Records for the task: Begin

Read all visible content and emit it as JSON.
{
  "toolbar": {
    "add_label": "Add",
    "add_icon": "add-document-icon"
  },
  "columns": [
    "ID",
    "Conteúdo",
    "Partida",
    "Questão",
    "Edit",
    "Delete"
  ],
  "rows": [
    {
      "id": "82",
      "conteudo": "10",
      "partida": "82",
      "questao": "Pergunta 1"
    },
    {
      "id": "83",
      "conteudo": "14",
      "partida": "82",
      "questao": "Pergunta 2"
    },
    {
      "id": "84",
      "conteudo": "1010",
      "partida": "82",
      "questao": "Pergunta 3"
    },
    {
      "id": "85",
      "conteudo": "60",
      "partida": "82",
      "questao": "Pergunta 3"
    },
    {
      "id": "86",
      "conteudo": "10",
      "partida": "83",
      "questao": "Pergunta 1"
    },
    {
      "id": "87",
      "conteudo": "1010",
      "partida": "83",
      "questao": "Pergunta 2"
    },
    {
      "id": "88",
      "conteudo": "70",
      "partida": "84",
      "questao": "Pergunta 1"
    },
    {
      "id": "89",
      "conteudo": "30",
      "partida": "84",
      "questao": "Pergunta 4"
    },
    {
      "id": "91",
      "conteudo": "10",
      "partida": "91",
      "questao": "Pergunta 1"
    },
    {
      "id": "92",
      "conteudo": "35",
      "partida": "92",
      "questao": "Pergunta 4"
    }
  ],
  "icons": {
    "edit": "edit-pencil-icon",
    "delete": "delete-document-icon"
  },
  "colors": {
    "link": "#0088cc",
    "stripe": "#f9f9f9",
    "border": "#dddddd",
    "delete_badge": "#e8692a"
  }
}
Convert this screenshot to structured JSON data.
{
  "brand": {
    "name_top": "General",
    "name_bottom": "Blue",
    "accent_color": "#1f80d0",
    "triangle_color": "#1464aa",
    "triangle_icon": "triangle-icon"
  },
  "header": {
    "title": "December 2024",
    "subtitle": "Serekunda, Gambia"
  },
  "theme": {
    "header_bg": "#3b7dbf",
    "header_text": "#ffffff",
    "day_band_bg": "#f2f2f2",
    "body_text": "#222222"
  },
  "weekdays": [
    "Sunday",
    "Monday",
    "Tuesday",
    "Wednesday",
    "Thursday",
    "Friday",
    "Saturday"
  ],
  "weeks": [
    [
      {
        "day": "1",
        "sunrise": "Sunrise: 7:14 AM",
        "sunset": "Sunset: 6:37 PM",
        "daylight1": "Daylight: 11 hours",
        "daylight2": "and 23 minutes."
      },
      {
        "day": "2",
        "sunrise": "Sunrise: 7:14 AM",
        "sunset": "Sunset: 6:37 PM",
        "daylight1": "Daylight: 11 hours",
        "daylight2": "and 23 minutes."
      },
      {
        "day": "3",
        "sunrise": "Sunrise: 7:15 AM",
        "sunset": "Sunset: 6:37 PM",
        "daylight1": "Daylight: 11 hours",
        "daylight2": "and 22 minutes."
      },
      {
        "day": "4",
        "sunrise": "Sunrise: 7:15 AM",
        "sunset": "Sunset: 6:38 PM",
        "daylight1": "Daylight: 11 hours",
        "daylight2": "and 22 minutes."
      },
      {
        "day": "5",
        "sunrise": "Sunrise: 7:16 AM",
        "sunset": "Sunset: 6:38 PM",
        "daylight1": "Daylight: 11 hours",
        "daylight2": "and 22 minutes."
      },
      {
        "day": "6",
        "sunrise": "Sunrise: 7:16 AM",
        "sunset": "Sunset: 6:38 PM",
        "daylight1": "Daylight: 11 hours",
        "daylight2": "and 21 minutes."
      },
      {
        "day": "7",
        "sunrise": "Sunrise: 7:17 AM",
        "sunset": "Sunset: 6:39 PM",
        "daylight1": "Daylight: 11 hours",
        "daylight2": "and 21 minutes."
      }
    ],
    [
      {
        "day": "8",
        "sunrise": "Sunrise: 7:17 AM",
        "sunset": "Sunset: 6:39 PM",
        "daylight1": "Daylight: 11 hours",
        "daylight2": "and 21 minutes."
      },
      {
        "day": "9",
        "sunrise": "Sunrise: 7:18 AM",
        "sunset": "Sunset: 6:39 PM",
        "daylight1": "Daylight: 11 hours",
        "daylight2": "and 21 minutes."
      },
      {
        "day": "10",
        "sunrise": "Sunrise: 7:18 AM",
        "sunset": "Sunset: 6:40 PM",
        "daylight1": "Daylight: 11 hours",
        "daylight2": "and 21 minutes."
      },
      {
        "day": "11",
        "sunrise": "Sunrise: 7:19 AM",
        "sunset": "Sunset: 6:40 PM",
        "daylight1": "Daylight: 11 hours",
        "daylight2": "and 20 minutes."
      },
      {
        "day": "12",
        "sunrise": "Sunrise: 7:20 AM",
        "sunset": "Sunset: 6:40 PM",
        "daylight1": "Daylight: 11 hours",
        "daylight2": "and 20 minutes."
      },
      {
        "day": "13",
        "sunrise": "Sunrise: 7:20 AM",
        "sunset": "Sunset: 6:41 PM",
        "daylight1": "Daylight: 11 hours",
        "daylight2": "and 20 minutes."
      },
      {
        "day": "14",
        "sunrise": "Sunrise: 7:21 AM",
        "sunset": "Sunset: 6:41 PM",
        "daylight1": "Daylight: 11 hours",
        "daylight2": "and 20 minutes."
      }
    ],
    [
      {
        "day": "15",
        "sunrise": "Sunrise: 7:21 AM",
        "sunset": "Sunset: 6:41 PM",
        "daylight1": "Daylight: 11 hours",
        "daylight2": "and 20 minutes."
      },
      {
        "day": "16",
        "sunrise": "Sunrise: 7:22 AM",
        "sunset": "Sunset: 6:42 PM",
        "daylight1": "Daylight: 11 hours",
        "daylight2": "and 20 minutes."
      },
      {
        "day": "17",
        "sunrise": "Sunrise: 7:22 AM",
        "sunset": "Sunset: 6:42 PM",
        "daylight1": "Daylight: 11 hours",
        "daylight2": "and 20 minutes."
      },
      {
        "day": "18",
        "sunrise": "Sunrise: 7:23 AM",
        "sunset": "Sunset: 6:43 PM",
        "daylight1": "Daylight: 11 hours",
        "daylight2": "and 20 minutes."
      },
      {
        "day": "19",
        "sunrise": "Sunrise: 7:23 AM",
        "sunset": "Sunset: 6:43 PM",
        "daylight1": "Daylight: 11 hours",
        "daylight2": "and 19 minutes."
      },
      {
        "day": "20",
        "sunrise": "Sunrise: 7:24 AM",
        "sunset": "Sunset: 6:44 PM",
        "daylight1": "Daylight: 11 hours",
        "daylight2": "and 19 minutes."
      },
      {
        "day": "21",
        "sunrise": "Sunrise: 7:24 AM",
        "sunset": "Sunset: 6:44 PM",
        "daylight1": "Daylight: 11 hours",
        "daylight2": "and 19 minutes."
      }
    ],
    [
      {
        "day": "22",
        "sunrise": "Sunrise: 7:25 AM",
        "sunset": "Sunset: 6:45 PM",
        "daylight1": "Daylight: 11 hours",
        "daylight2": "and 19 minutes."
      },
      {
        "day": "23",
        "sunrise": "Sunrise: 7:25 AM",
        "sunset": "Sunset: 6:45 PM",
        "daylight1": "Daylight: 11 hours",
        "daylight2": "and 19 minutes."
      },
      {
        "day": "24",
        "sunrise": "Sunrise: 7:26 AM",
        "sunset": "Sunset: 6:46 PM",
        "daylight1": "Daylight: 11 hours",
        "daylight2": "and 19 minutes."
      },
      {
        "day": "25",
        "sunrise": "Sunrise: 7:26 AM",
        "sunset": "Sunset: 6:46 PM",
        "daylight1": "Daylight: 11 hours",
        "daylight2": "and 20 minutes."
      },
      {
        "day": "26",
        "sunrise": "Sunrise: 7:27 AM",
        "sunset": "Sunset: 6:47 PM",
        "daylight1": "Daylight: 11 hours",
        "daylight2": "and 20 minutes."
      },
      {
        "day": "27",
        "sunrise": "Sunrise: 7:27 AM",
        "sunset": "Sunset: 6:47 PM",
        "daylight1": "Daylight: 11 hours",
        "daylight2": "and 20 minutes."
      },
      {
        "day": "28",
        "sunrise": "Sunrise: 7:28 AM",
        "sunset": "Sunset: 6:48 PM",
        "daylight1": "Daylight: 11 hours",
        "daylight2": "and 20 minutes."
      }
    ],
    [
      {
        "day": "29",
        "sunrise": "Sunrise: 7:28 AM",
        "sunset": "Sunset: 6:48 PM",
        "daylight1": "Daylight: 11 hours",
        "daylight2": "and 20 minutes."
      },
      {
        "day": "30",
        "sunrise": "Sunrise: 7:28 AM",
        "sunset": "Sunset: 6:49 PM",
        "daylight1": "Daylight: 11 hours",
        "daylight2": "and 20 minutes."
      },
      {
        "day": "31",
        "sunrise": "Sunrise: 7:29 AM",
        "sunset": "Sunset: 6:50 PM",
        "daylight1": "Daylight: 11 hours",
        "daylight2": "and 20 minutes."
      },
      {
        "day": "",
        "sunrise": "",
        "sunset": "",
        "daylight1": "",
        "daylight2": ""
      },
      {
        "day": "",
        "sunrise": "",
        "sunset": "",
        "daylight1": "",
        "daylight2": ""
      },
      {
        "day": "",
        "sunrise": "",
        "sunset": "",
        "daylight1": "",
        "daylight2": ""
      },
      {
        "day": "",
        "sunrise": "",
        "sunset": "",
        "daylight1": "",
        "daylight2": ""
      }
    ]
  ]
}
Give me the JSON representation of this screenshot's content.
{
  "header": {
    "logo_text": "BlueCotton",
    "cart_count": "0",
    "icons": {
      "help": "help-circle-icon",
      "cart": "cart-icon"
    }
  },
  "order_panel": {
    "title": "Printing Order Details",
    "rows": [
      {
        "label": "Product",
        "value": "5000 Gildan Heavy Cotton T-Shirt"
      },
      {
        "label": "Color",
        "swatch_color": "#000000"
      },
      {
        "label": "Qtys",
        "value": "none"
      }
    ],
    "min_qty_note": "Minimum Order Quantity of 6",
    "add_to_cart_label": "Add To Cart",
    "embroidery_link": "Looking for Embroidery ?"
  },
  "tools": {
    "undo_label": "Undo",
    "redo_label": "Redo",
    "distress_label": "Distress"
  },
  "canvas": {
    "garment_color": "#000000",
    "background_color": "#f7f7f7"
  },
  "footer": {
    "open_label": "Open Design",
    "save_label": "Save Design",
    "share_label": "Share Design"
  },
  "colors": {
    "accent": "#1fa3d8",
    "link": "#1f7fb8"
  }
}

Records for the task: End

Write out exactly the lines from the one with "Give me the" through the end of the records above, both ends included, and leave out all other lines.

### [Your response]
Give me the JSON representation of this screenshot's content.
{
  "header": {
    "logo_text": "BlueCotton",
    "cart_count": "0",
    "icons": {
      "help": "help-circle-icon",
      "cart": "cart-icon"
    }
  },
  "order_panel": {
    "title": "Printing Order Details",
    "rows": [
      {
        "label": "Product",
        "value": "5000 Gildan Heavy Cotton T-Shirt"
      },
      {
        "label": "Color",
        "swatch_color": "#000000"
      },
      {
        "label": "Qtys",
        "value": "none"
      }
    ],
    "min_qty_note": "Minimum Order Quantity of 6",
    "add_to_cart_label": "Add To Cart",
    "embroidery_link": "Looking for Embroidery ?"
  },
  "tools": {
    "undo_label": "Undo",
    "redo_label": "Redo",
    "distress_label": "Distress"
  },
  "canvas": {
    "garment_color": "#000000",
    "background_color": "#f7f7f7"
  },
  "footer": {
    "open_label": "Open Design",
    "save_label": "Save Design",
    "share_label": "Share Design"
  },
  "colors": {
    "accent": "#1fa3d8",
    "link": "#1f7fb8"
  }
}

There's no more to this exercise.